It’s already February! This year is getting off to a great start. There are a lot of interesting conferences this year. I hope you’ve got the Hale/Newman/Wilson-Clay conference in San Antonio in September on your “Must Attend” list.
In this month’s newsletter, we are featuring an excerpt from Introduction to Clinical Research. Author Tetyana Vasylyeva has compiled a book to help health professionals who are just starting to do clinical research. Although written for medical students, the information is useful to anyone planning to conduct clinical research. The book provides practical, comprehensive, and contemporary approaches to clinical research.
If I have to take medications while I’m breastfeeding, what is the best way to store them?
Dear Worried Mom,
Extreme temperatures have the potential to alter the effectiveness of medications.
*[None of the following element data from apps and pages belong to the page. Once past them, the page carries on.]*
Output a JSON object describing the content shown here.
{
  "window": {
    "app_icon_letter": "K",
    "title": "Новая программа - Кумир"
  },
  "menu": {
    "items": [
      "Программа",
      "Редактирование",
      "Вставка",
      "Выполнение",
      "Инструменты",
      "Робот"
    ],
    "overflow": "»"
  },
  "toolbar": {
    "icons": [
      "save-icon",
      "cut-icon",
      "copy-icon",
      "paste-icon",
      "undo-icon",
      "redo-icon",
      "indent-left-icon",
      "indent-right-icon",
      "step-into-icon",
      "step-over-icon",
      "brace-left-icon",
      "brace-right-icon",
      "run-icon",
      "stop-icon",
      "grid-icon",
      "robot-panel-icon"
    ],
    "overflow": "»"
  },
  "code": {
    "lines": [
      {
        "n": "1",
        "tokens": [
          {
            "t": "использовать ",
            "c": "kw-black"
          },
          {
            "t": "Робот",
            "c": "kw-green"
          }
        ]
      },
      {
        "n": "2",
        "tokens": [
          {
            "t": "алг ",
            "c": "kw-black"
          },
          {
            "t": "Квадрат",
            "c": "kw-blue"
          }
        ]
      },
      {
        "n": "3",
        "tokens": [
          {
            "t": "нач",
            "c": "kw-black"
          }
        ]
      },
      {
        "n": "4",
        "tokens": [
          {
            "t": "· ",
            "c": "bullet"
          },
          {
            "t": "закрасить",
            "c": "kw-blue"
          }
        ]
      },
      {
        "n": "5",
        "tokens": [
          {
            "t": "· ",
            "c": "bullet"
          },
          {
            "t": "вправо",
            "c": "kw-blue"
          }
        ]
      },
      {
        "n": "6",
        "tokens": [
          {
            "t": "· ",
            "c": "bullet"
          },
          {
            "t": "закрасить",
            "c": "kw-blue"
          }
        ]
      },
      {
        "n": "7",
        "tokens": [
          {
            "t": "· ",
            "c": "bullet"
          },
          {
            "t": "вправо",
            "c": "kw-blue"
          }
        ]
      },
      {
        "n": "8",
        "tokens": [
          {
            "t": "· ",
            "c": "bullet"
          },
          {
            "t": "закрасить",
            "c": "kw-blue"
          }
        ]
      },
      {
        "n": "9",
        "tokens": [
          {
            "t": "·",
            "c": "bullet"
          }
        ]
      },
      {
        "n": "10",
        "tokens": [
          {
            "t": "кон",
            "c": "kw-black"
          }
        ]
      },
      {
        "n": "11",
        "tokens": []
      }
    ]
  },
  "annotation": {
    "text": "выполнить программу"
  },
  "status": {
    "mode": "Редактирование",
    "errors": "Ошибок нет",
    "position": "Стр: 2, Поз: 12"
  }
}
Drugs should not be stored in areas where the temperature may exceed 86 degrees or drop below 58 degrees. Both prescription and over-the-counter medications are at risk for loss of potency and changes in chemical structure if not stored properly. Besides temperature extremes, other conditions can alter medications, such as moisture, light, and time.
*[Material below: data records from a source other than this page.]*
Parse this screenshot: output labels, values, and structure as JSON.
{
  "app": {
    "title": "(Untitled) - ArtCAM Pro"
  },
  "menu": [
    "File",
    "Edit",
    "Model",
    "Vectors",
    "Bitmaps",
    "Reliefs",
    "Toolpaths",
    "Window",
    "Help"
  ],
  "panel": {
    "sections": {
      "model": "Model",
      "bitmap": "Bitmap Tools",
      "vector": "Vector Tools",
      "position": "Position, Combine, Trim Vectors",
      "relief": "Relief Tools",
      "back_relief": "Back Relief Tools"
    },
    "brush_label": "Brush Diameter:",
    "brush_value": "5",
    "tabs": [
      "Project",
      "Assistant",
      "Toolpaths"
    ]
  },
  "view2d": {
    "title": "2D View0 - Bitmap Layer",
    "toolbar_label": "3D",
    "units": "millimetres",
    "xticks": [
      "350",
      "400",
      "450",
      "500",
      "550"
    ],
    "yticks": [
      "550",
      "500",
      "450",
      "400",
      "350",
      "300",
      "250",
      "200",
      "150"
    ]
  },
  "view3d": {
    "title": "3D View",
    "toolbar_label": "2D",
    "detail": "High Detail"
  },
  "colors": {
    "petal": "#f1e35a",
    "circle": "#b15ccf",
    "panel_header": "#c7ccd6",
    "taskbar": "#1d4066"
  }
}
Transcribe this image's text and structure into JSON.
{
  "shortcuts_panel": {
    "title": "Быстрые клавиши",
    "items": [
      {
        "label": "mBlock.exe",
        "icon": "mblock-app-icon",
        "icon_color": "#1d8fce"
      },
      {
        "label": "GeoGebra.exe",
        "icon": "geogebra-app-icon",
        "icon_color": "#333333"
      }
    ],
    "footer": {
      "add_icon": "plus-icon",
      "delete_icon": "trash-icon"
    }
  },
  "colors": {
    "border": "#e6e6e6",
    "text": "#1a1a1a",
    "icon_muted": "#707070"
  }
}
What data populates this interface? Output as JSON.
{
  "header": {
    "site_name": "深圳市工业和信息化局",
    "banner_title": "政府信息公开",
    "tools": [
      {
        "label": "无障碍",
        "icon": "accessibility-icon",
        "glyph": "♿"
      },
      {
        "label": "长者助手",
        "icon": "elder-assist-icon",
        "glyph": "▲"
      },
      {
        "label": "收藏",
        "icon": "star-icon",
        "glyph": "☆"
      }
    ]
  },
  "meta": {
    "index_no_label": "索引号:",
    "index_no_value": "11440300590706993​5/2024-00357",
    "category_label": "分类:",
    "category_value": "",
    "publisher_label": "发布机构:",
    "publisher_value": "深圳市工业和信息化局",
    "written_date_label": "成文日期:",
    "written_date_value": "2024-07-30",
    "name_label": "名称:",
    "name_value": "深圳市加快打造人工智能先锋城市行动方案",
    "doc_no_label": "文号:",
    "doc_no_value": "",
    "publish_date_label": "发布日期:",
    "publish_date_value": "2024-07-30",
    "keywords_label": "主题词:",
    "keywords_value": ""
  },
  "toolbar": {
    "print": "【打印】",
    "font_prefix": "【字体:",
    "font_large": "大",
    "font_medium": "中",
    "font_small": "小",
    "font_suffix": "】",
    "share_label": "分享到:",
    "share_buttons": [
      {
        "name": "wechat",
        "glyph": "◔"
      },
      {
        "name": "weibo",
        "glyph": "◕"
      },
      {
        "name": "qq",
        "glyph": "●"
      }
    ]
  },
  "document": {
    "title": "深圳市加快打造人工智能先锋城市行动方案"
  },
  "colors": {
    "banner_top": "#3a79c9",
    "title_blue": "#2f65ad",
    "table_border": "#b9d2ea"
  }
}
Jan. 23, 2012 – 3news.co.nz.com reports that Auckland police caught three women breastfeeding babies while driving during a ten-day operation focusing on child safety in vehicles.
Jan. 23, 2012 – Courant.com reports that the Connecticut Breastfeeding Coalition gave a grant to the Middletown school district to upgrade nursing rooms in six schools and the central office. The grant will be used to buy soft chairs, ottomans, music players, artwork, and bulletin boards for the rooms.
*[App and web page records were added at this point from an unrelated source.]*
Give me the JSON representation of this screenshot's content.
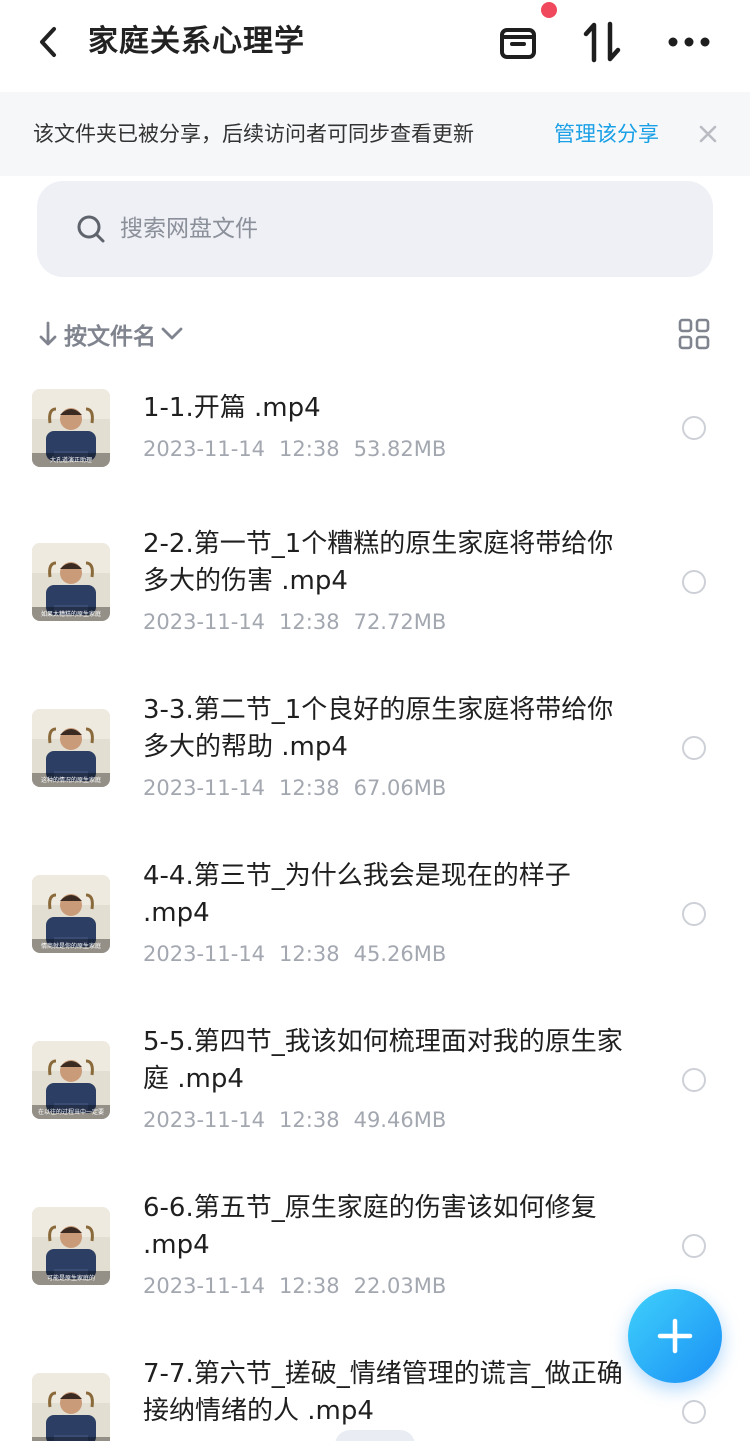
{
  "header": {
    "title": "家庭关系心理学",
    "back_icon": "chevron-left-icon",
    "archive_icon": "archive-box-icon",
    "sort_icon": "sort-arrows-icon",
    "more_icon": "more-dots-icon",
    "notification_dot_color": "#f0485c"
  },
  "notice": {
    "text": "该文件夹已被分享，后续访问者可同步查看更新",
    "link": "管理该分享",
    "close_icon": "close-icon",
    "link_color": "#1aa0e6"
  },
  "search": {
    "placeholder": "搜索网盘文件",
    "icon": "search-icon"
  },
  "sort": {
    "label": "按文件名",
    "arrow_icon": "arrow-down-icon",
    "chevron_icon": "chevron-down-icon",
    "view_icon": "grid-view-icon"
  },
  "files": [
    {
      "name": "1-1.开篇 .mp4",
      "date": "2023-11-14",
      "time": "12:38",
      "size": "53.82MB",
      "thumb_caption": "大孔道演正助理"
    },
    {
      "name": "2-2.第一节_1个糟糕的原生家庭将带给你多大的伤害 .mp4",
      "date": "2023-11-14",
      "time": "12:38",
      "size": "72.72MB",
      "thumb_caption": "如果太糟糕的原生家庭"
    },
    {
      "name": "3-3.第二节_1个良好的原生家庭将带给你多大的帮助 .mp4",
      "date": "2023-11-14",
      "time": "12:38",
      "size": "67.06MB",
      "thumb_caption": "这种的情况的原生家庭"
    },
    {
      "name": "4-4.第三节_为什么我会是现在的样子 .mp4",
      "date": "2023-11-14",
      "time": "12:38",
      "size": "45.26MB",
      "thumb_caption": "情商就是你的原生家庭"
    },
    {
      "name": "5-5.第四节_我该如何梳理面对我的原生家庭 .mp4",
      "date": "2023-11-14",
      "time": "12:38",
      "size": "49.46MB",
      "thumb_caption": "在以往的过程当中一定要"
    },
    {
      "name": "6-6.第五节_原生家庭的伤害该如何修复 .mp4",
      "date": "2023-11-14",
      "time": "12:38",
      "size": "22.03MB",
      "thumb_caption": "可能是原生家庭的"
    },
    {
      "name": "7-7.第六节_搓破_情绪管理的谎言_做正确接纳情绪的人 .mp4",
      "date": "",
      "time": "",
      "size": "",
      "thumb_caption": ""
    }
  ],
  "fab": {
    "icon": "plus-icon",
    "gradient_start": "#3fd1fb",
    "gradient_end": "#1a8ff5"
  }
}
Jan. 22, 2012 – The Telegraph reports that the UK National Childbirth Trust is changing its approach to breastfeeding to appeal to more women. It is dropping its evangelical approach of promoting breastfeeding to one of protecting the rights of the women who decide to do it. They are trying to appeal to all moms, rather than just middle-class, well-educated moms.
It’s the time of year for the Super Bowl! As we gather around the big screen with family and friends, and plenty chips and dips, we look forward to more than just a football game and a pop star performing the half-time show. Many of us anticipate the commercials just as much as the game. What makes the Super Bowl commercials so popular? Perhaps it’s the way their creators deliver a little irony inside a strong visual package.
Need women anywhere in the US who had a benign breast biopsy after January 2000 and have NOT been diagnosed with breast cancer.
Need women who have been diagnosed with breast cancer and are now taking or who have taken the following medications in the past 12 months: Nolvadex (tamoxifen), Arimidex (anastrazole), or Femara (letrozole).
Need night shift workers to see if there are any differences in breast tissue cells in women who work day and night shifts.
Dr. Tetyana Vasylyeva has gathered chapters from a variety of medical researchers to compile the book, Introduction to Clinical Research. Written for medical students, residents, and fellows who are just starting to do clinical research, it contains invaluable information on how to conduct and write-up research.